Florida Lawmakers Propose Taking a New Look at Drug Crime Sentencing & Compensating More Individuals Who Are Wrongfully Convicted
In January, Florida made headway on important criminal justice legislation that would reduce the number of individuals convicted of low-level drug crimes and expand the ability for those wrongfully convicted to apply to receive compensation from the state. Below, we discuss how these measures would affect criminal defense cases and the rights of those wrongfully convicted:
Expanding Law That Compensates Those Wrongfully Imprisoned
In January, a Florida House committee approved a law to compensate those who have been wrongfully imprisoned for crimes they did not commit. While current law allows for those wrongfully incarcerated to receive $50,000 for each year, it does not allow for claims connected to convictions for unrelated violent crimes to be submitted. The new law would also bar what’s known as the “clean hands” provision, which prohibits the state from providing compensation to anyone who has a prior felony conviction address anyone exonerated after July 1.
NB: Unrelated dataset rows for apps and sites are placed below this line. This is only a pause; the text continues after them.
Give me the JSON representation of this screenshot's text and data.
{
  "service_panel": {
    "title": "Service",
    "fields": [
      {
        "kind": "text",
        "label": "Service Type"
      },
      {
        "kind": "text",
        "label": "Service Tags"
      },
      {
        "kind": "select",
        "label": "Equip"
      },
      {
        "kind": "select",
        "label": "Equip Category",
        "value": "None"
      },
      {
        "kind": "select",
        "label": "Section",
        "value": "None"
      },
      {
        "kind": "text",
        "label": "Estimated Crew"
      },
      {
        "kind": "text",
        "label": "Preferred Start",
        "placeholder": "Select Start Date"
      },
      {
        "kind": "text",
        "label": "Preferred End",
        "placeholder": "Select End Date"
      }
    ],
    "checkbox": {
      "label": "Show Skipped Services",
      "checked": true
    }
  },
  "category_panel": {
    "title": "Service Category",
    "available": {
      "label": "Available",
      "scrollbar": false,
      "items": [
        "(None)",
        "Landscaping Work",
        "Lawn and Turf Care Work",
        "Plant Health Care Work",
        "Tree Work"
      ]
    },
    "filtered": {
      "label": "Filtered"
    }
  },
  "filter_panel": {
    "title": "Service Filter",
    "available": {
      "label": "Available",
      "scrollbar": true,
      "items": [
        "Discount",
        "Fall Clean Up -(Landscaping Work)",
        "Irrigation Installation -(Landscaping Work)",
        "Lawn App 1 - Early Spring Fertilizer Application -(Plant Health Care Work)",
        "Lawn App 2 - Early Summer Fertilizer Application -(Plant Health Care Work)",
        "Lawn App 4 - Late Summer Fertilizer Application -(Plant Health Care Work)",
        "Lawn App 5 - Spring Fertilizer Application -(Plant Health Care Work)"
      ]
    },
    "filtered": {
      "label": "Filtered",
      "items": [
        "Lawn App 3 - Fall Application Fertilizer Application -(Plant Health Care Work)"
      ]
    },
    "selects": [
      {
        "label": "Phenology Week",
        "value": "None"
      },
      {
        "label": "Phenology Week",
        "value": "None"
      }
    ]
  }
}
Drug Crime Sentencing
The Florida Senate Appropriations Committee approved a bill that would decrease some mandatory minimum sentencing and penalties for possession of small amounts of drugs and drug dealers under certain circumstances. For example, it would place a limit on the sentence of those convicted of possessing small amounts of drugs (other than fentanyl) to no more than 12 months. The law would also provide judges with more discretion as long as the individual committing the offense:
- Does not have a previous forcible felony conviction;
- Is a first time offender;
- Was unarmed at the time of the offense;
- Did not use violence or a credible threat of violence while committing the offense;
- Was not the leader of a drug operation; and
- Did not cause the serious injury or death of anyone while committing the offense.
Although it would not apply retroactively, it would also mandate that investigators record entire interrogations of suspects held in a detention facility who are suspected of certain felonies and expand provisions allowing for those wrongfully incarcerated to apply for compensation such that people previously convicted of unrelated violent felonies could apply.
Certain Defendants with Mental Illness
CS/SB 464 is another important piece of legislation for those accused of crimes. Introduced in January, it would allow for:
- Additional support to be diverted to certain mental health diversion programs
- Courts to refer misdemeanor defendants charged with misdemeanor crimes for specific assessments or evaluations if the court or a party raises concerns as to their competency to proceed due to a potential mental disorder
- The state attorney to consider dismissing charges for a misdemeanor defendant if they complete all of the treatment recommendations included in a mental health assessment
Contact Our Florida Criminal Defense Attorneys to Find Out More
The team at the Baez Law Firm provides the very best in criminal defense services here in Florida. Contact our Orlando criminal defense lawyers today for a free case consultation to find out about your rights and how we can best serve you.